Advanced technological skills are essential for the industry including skills in areas such as digital printing, pre-press and post-press, as well as software for design, production and management. This will help the industry to keep pace with the technological changes and the increasing demand for digital printing. However, traditional skills such as litho printing and finishing are still in demand and play an important role. These skills are often required for high-end printing jobs, such as those for fine art prints, packaging, and other specialised applications.
Engaging with apprenticeships is important as apprenticeships provide an opportunity for the industry to attract and retain skilled workers. As an industry, if we emphasise the benefits of the print industry and promoting the modern technology and equipment, as well as providing training and development opportunities, we can go a long way to make ourselves more attractive to skilled workers and help to attract and retain the skilled workers that it needs to remain competitive in the market.
How concerning do you find print’s skills decline?
Tim Smith, CEO, CustomerKNECT
“There’s been an ongoing decline in skilled tradespeople through an ageing and retiring workforce, with a notable absence of entrants at the other end of new graduates and apprentices, although we are supporting three colleagues via the government’s apprenticeship levy scheme this year. Whilst advancing technology is automating and to some extent simplifying processes, it often nevertheless converts raw engineering skills into intimidating computing skills. Our new Hunkeler folder is almost 50ft long and runs at 16 A4s per second – exciting to our FD but intimidating, perhaps, to a traditional MBO operator.”
Liz Smith, managing director, LG Davis

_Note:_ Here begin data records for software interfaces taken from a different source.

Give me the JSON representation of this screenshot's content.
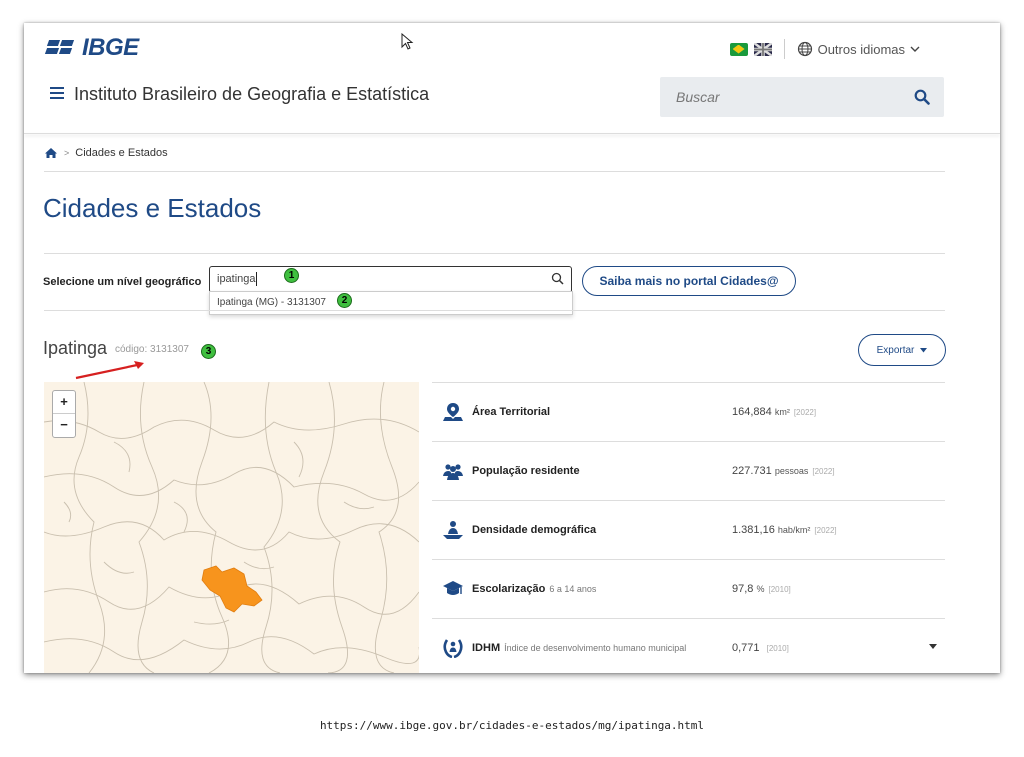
{
  "header": {
    "logo_text": "IBGE",
    "lang_other": "Outros idiomas",
    "institute": "Instituto Brasileiro de Geografia e Estatística",
    "search_placeholder": "Buscar"
  },
  "breadcrumb": {
    "current": "Cidades e Estados"
  },
  "page": {
    "title": "Cidades e Estados",
    "select_label": "Selecione um nível geográfico",
    "select_value": "ipatinga",
    "dropdown_option": "Ipatinga (MG) - 3131307",
    "saiba_button": "Saiba mais no portal Cidades@",
    "city_name": "Ipatinga",
    "city_code": "código: 3131307",
    "export_button": "Exportar",
    "badges": [
      "1",
      "2",
      "3"
    ]
  },
  "map": {
    "zoom_in": "+",
    "zoom_out": "−",
    "highlight_color": "#f7941d"
  },
  "stats": [
    {
      "label": "Área Territorial",
      "sub": "",
      "value": "164,884",
      "unit": "km²",
      "year": "[2022]"
    },
    {
      "label": "População residente",
      "sub": "",
      "value": "227.731",
      "unit": "pessoas",
      "year": "[2022]"
    },
    {
      "label": "Densidade demográfica",
      "sub": "",
      "value": "1.381,16",
      "unit": "hab/km²",
      "year": "[2022]"
    },
    {
      "label": "Escolarização",
      "sub": "6 a 14 anos",
      "value": "97,8",
      "unit": "%",
      "year": "[2010]"
    },
    {
      "label": "IDHM",
      "sub": "Índice de desenvolvimento humano municipal",
      "value": "0,771",
      "unit": "",
      "year": "[2010]"
    }
  ],
  "footer_url": "https://www.ibge.gov.br/cidades-e-estados/mg/ipatinga.html",
  "colors": {
    "brand_blue": "#1f4a86",
    "badge_green": "#3fbf3f",
    "arrow_red": "#d62020"
  }
}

“The statistics, unfortunately, don’t surprise me. Automation is rightly helping the industry evolve, but it will not replace the skilled tradespeople needed on the shopfloor. More emphasis needs to be placed on promoting print as a prospective career within education settings to help change the perception of traditional industries. At LG Davis we are seeing great results by offering work experience opportunities. We made the strategic decision to recruit and train our own apprentices. By being at the forefront of the next generation of workers we are helping to pass on much needed skills and grow the business.”
Laurence Hobbs, sales director, Brightside Print & Design
“I can’t say I find this statistic particularly surprising. The industry’s steady embrace of automation was inevitably going to have this effect. At Brightside Print & Design our experience has been to develop our staff’s skillset internally and continually adapt to the industry changes as they present themselves. Ultimately, I don’t see the findings to be detrimental to the print world or its future. As long as those entering the trade continue to have a good work ethic, a keen eye for detail and a sense of pride in their craft, the training and development will always be accessible to them.”